Task details - Every line that holds the word "this" needs to be copied from the data below.

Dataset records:
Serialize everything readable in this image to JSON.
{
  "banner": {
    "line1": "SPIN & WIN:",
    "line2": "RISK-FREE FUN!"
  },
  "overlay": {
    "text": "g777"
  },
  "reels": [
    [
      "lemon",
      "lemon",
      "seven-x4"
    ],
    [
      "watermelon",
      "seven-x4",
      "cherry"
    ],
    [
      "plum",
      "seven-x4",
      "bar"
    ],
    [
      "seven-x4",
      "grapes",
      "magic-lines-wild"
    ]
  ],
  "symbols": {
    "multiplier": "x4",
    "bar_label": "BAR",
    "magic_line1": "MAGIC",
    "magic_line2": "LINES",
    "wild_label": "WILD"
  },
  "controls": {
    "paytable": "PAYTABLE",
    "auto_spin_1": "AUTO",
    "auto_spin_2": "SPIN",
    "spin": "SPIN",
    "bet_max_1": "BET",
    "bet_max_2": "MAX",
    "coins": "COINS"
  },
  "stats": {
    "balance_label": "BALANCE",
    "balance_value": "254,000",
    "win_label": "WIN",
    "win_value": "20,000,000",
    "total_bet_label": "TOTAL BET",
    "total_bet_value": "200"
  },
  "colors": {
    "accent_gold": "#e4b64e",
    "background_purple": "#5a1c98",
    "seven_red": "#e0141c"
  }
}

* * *

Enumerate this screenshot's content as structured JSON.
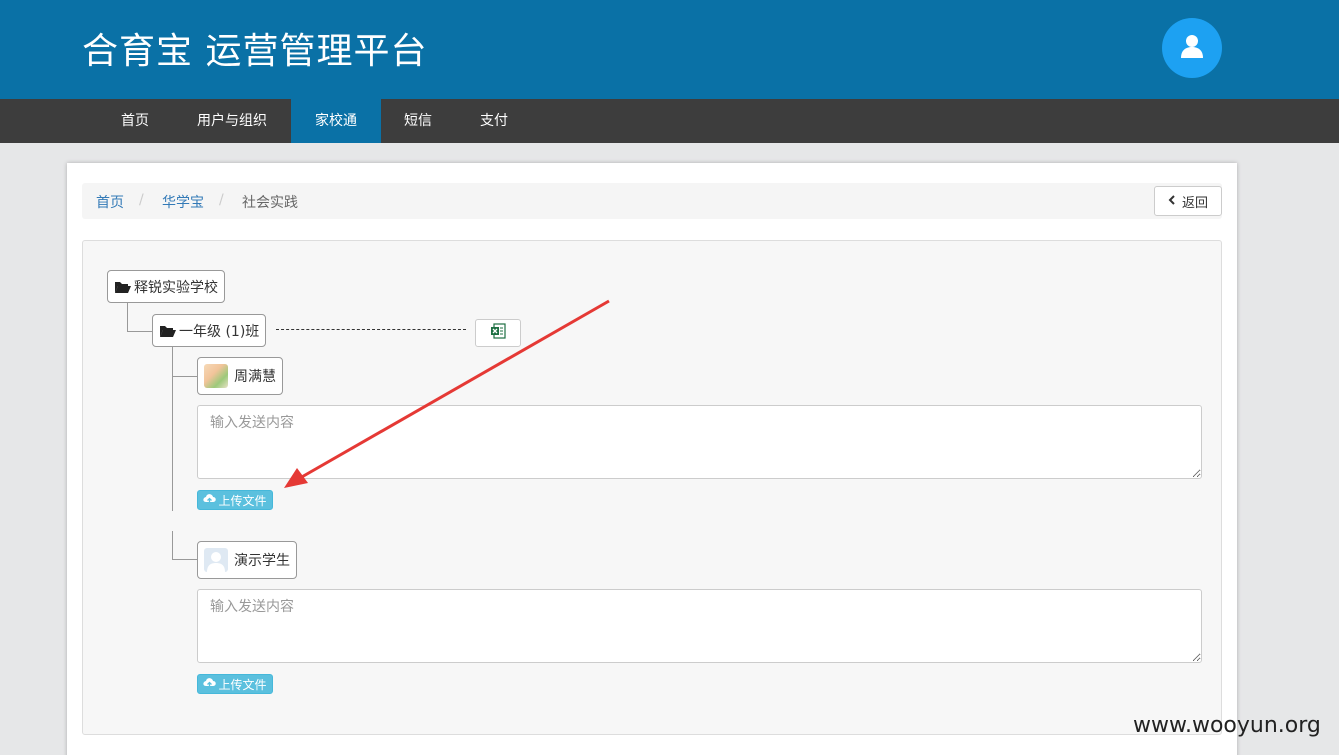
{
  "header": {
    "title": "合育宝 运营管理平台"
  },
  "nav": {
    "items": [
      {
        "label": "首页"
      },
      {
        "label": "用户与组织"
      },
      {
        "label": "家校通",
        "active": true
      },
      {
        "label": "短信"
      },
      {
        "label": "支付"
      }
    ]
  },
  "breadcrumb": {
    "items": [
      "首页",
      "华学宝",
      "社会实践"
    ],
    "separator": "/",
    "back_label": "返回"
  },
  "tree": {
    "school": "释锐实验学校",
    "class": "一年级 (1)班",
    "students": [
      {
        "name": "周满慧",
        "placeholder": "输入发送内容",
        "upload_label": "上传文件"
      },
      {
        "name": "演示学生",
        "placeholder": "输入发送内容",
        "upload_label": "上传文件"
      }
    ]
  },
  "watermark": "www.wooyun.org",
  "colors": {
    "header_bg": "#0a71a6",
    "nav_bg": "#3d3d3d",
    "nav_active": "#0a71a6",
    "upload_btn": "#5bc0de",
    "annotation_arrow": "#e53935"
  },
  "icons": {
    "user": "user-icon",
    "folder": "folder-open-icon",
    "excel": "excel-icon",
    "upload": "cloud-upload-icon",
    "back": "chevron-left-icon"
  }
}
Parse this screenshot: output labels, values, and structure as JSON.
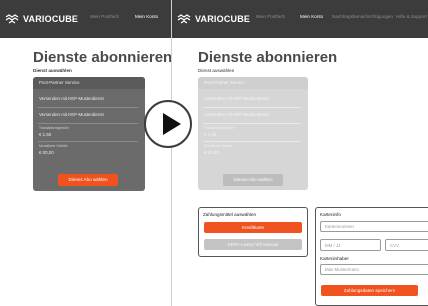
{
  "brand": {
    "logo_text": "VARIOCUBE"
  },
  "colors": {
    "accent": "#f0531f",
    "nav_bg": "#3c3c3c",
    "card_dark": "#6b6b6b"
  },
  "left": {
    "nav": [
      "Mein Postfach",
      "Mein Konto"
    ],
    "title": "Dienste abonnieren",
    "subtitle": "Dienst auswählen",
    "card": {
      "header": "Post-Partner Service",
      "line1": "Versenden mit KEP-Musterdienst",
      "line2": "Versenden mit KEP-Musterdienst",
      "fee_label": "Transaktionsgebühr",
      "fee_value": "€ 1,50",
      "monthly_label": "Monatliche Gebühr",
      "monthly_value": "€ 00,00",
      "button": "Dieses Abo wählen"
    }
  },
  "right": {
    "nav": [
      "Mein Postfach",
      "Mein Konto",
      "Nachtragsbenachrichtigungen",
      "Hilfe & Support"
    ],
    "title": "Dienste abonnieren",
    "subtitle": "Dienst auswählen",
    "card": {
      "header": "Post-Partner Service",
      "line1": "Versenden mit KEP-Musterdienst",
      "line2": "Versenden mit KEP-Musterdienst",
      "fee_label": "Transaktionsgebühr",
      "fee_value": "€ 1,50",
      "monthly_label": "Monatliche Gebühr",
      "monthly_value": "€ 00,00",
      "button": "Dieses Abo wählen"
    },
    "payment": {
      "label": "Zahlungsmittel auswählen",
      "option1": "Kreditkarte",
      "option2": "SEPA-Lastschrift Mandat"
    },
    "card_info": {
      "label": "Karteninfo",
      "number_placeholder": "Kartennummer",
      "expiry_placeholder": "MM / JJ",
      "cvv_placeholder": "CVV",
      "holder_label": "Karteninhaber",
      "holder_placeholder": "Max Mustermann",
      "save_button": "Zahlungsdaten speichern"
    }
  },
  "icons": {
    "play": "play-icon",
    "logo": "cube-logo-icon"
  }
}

Result below -
Serialize everything readable in this image to JSON.
Enumerate this screenshot's content as structured JSON.
Parse this screenshot: output labels, values, and structure as JSON.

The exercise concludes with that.